Interface dataset entries
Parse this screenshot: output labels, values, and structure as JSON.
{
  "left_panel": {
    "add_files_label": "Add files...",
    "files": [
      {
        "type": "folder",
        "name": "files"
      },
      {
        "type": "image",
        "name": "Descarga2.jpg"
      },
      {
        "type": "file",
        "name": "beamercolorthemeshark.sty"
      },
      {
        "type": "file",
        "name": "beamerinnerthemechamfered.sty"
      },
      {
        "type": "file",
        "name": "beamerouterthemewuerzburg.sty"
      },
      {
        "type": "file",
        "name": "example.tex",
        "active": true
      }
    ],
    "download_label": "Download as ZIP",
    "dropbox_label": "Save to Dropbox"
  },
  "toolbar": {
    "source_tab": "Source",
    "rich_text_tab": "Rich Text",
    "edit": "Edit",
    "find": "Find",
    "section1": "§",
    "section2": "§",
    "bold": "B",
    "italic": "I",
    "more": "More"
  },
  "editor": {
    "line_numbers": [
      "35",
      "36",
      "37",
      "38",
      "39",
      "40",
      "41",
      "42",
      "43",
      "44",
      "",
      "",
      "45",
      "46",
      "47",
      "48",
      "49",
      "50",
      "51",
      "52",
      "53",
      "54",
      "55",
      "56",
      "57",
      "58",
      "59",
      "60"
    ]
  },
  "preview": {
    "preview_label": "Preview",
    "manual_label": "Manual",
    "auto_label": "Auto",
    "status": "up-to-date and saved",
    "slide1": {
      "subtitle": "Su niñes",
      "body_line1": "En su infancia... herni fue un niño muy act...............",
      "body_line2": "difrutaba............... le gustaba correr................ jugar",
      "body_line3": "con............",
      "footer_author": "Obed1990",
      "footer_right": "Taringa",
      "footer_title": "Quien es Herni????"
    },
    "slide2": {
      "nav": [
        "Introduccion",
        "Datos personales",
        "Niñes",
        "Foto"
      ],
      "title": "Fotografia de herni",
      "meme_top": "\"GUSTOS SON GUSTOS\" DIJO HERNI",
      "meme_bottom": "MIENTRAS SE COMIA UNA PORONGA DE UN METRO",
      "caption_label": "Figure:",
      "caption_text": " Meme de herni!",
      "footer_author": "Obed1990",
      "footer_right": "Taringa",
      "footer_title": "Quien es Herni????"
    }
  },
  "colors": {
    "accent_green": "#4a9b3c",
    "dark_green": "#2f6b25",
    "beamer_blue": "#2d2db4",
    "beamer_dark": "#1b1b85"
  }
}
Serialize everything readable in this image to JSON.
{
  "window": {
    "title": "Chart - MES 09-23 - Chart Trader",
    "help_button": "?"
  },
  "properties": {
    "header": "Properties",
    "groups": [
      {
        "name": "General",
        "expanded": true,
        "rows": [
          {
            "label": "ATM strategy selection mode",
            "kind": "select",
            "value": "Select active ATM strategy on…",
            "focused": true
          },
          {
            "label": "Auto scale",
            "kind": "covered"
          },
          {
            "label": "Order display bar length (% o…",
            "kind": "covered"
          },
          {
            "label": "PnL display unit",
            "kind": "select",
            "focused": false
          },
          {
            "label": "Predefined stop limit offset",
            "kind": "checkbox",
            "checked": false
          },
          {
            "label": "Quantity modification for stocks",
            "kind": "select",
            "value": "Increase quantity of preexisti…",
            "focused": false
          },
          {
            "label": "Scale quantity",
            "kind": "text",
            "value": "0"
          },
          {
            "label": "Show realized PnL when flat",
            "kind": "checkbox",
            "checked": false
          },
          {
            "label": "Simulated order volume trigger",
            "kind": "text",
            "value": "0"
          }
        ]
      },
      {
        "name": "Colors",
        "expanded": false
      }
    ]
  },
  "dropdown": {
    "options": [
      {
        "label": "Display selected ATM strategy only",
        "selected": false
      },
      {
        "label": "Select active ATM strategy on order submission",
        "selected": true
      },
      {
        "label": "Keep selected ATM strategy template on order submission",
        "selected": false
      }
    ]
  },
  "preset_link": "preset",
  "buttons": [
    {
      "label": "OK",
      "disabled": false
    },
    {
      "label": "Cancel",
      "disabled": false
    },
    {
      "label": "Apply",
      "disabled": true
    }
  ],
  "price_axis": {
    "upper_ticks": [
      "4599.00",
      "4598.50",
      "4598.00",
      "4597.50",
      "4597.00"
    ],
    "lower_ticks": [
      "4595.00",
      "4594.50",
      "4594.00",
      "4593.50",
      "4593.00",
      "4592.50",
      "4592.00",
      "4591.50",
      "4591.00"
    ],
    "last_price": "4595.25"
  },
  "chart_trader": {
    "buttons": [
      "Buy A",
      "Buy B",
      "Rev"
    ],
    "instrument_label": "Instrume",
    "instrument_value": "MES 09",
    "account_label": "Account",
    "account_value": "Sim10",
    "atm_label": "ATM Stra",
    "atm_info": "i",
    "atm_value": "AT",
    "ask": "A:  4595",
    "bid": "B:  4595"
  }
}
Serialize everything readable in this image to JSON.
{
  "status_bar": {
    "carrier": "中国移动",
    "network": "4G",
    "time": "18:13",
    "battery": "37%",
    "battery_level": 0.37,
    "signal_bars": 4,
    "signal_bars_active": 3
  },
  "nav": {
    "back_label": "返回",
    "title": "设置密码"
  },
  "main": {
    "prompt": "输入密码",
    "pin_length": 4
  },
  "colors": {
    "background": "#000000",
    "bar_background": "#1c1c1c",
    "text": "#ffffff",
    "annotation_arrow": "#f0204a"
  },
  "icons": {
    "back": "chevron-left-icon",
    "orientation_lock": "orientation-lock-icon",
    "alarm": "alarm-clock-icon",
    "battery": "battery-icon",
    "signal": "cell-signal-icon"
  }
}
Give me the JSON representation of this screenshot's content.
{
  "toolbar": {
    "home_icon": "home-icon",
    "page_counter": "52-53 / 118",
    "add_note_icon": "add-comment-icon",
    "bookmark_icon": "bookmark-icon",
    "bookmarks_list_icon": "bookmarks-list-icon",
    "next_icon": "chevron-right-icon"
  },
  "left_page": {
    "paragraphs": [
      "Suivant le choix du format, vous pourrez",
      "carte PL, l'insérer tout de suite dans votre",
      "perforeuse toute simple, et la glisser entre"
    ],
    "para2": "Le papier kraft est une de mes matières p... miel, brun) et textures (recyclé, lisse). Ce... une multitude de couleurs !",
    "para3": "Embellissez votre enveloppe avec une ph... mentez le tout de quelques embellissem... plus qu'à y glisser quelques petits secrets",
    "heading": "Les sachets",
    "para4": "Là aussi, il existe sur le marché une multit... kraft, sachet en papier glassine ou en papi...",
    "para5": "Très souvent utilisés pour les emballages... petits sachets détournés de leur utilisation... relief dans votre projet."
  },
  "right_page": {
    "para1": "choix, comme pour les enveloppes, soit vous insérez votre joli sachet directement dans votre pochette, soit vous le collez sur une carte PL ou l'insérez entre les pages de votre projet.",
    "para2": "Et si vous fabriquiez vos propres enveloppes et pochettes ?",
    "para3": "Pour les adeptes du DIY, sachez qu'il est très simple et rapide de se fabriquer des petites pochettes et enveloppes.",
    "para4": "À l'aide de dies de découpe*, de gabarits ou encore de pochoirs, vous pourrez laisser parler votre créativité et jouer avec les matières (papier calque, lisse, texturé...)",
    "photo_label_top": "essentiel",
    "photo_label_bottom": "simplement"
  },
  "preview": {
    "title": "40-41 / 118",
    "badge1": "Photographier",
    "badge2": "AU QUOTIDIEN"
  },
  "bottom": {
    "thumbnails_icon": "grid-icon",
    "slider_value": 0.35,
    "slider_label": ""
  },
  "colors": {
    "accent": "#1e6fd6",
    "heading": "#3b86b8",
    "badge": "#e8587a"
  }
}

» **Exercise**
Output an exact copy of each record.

» **Exercise response**
Parse this screenshot: output labels, values, and structure as JSON.
{
  "left_panel": {
    "add_files_label": "Add files...",
    "files": [
      {
        "type": "folder",
        "name": "files"
      },
      {
        "type": "image",
        "name": "Descarga2.jpg"
      },
      {
        "type": "file",
        "name": "beamercolorthemeshark.sty"
      },
      {
        "type": "file",
        "name": "beamerinnerthemechamfered.sty"
      },
      {
        "type": "file",
        "name": "beamerouterthemewuerzburg.sty"
      },
      {
        "type": "file",
        "name": "example.tex",
        "active": true
      }
    ],
    "download_label": "Download as ZIP",
    "dropbox_label": "Save to Dropbox"
  },
  "toolbar": {
    "source_tab": "Source",
    "rich_text_tab": "Rich Text",
    "edit": "Edit",
    "find": "Find",
    "section1": "§",
    "section2": "§",
    "bold": "B",
    "italic": "I",
    "more": "More"
  },
  "editor": {
    "line_numbers": [
      "35",
      "36",
      "37",
      "38",
      "39",
      "40",
      "41",
      "42",
      "43",
      "44",
      "",
      "",
      "45",
      "46",
      "47",
      "48",
      "49",
      "50",
      "51",
      "52",
      "53",
      "54",
      "55",
      "56",
      "57",
      "58",
      "59",
      "60"
    ]
  },
  "preview": {
    "preview_label": "Preview",
    "manual_label": "Manual",
    "auto_label": "Auto",
    "status": "up-to-date and saved",
    "slide1": {
      "subtitle": "Su niñes",
      "body_line1": "En su infancia... herni fue un niño muy act...............",
      "body_line2": "difrutaba............... le gustaba correr................ jugar",
      "body_line3": "con............",
      "footer_author": "Obed1990",
      "footer_right": "Taringa",
      "footer_title": "Quien es Herni????"
    },
    "slide2": {
      "nav": [
        "Introduccion",
        "Datos personales",
        "Niñes",
        "Foto"
      ],
      "title": "Fotografia de herni",
      "meme_top": "\"GUSTOS SON GUSTOS\" DIJO HERNI",
      "meme_bottom": "MIENTRAS SE COMIA UNA PORONGA DE UN METRO",
      "caption_label": "Figure:",
      "caption_text": " Meme de herni!",
      "footer_author": "Obed1990",
      "footer_right": "Taringa",
      "footer_title": "Quien es Herni????"
    }
  },
  "colors": {
    "accent_green": "#4a9b3c",
    "dark_green": "#2f6b25",
    "beamer_blue": "#2d2db4",
    "beamer_dark": "#1b1b85"
  }
}
Serialize everything readable in this image to JSON.
{
  "window": {
    "title": "Chart - MES 09-23 - Chart Trader",
    "help_button": "?"
  },
  "properties": {
    "header": "Properties",
    "groups": [
      {
        "name": "General",
        "expanded": true,
        "rows": [
          {
            "label": "ATM strategy selection mode",
            "kind": "select",
            "value": "Select active ATM strategy on…",
            "focused": true
          },
          {
            "label": "Auto scale",
            "kind": "covered"
          },
          {
            "label": "Order display bar length (% o…",
            "kind": "covered"
          },
          {
            "label": "PnL display unit",
            "kind": "select",
            "focused": false
          },
          {
            "label": "Predefined stop limit offset",
            "kind": "checkbox",
            "checked": false
          },
          {
            "label": "Quantity modification for stocks",
            "kind": "select",
            "value": "Increase quantity of preexisti…",
            "focused": false
          },
          {
            "label": "Scale quantity",
            "kind": "text",
            "value": "0"
          },
          {
            "label": "Show realized PnL when flat",
            "kind": "checkbox",
            "checked": false
          },
          {
            "label": "Simulated order volume trigger",
            "kind": "text",
            "value": "0"
          }
        ]
      },
      {
        "name": "Colors",
        "expanded": false
      }
    ]
  },
  "dropdown": {
    "options": [
      {
        "label": "Display selected ATM strategy only",
        "selected": false
      },
      {
        "label": "Select active ATM strategy on order submission",
        "selected": true
      },
      {
        "label": "Keep selected ATM strategy template on order submission",
        "selected": false
      }
    ]
  },
  "preset_link": "preset",
  "buttons": [
    {
      "label": "OK",
      "disabled": false
    },
    {
      "label": "Cancel",
      "disabled": false
    },
    {
      "label": "Apply",
      "disabled": true
    }
  ],
  "price_axis": {
    "upper_ticks": [
      "4599.00",
      "4598.50",
      "4598.00",
      "4597.50",
      "4597.00"
    ],
    "lower_ticks": [
      "4595.00",
      "4594.50",
      "4594.00",
      "4593.50",
      "4593.00",
      "4592.50",
      "4592.00",
      "4591.50",
      "4591.00"
    ],
    "last_price": "4595.25"
  },
  "chart_trader": {
    "buttons": [
      "Buy A",
      "Buy B",
      "Rev"
    ],
    "instrument_label": "Instrume",
    "instrument_value": "MES 09",
    "account_label": "Account",
    "account_value": "Sim10",
    "atm_label": "ATM Stra",
    "atm_info": "i",
    "atm_value": "AT",
    "ask": "A:  4595",
    "bid": "B:  4595"
  }
}
Serialize everything readable in this image to JSON.
{
  "status_bar": {
    "carrier": "中国移动",
    "network": "4G",
    "time": "18:13",
    "battery": "37%",
    "battery_level": 0.37,
    "signal_bars": 4,
    "signal_bars_active": 3
  },
  "nav": {
    "back_label": "返回",
    "title": "设置密码"
  },
  "main": {
    "prompt": "输入密码",
    "pin_length": 4
  },
  "colors": {
    "background": "#000000",
    "bar_background": "#1c1c1c",
    "text": "#ffffff",
    "annotation_arrow": "#f0204a"
  },
  "icons": {
    "back": "chevron-left-icon",
    "orientation_lock": "orientation-lock-icon",
    "alarm": "alarm-clock-icon",
    "battery": "battery-icon",
    "signal": "cell-signal-icon"
  }
}
Give me the JSON representation of this screenshot's content.
{
  "toolbar": {
    "home_icon": "home-icon",
    "page_counter": "52-53 / 118",
    "add_note_icon": "add-comment-icon",
    "bookmark_icon": "bookmark-icon",
    "bookmarks_list_icon": "bookmarks-list-icon",
    "next_icon": "chevron-right-icon"
  },
  "left_page": {
    "paragraphs": [
      "Suivant le choix du format, vous pourrez",
      "carte PL, l'insérer tout de suite dans votre",
      "perforeuse toute simple, et la glisser entre"
    ],
    "para2": "Le papier kraft est une de mes matières p... miel, brun) et textures (recyclé, lisse). Ce... une multitude de couleurs !",
    "para3": "Embellissez votre enveloppe avec une ph... mentez le tout de quelques embellissem... plus qu'à y glisser quelques petits secrets",
    "heading": "Les sachets",
    "para4": "Là aussi, il existe sur le marché une multit... kraft, sachet en papier glassine ou en papi...",
    "para5": "Très souvent utilisés pour les emballages... petits sachets détournés de leur utilisation... relief dans votre projet."
  },
  "right_page": {
    "para1": "choix, comme pour les enveloppes, soit vous insérez votre joli sachet directement dans votre pochette, soit vous le collez sur une carte PL ou l'insérez entre les pages de votre projet.",
    "para2": "Et si vous fabriquiez vos propres enveloppes et pochettes ?",
    "para3": "Pour les adeptes du DIY, sachez qu'il est très simple et rapide de se fabriquer des petites pochettes et enveloppes.",
    "para4": "À l'aide de dies de découpe*, de gabarits ou encore de pochoirs, vous pourrez laisser parler votre créativité et jouer avec les matières (papier calque, lisse, texturé...)",
    "photo_label_top": "essentiel",
    "photo_label_bottom": "simplement"
  },
  "preview": {
    "title": "40-41 / 118",
    "badge1": "Photographier",
    "badge2": "AU QUOTIDIEN"
  },
  "bottom": {
    "thumbnails_icon": "grid-icon",
    "slider_value": 0.35,
    "slider_label": ""
  },
  "colors": {
    "accent": "#1e6fd6",
    "heading": "#3b86b8",
    "badge": "#e8587a"
  }
}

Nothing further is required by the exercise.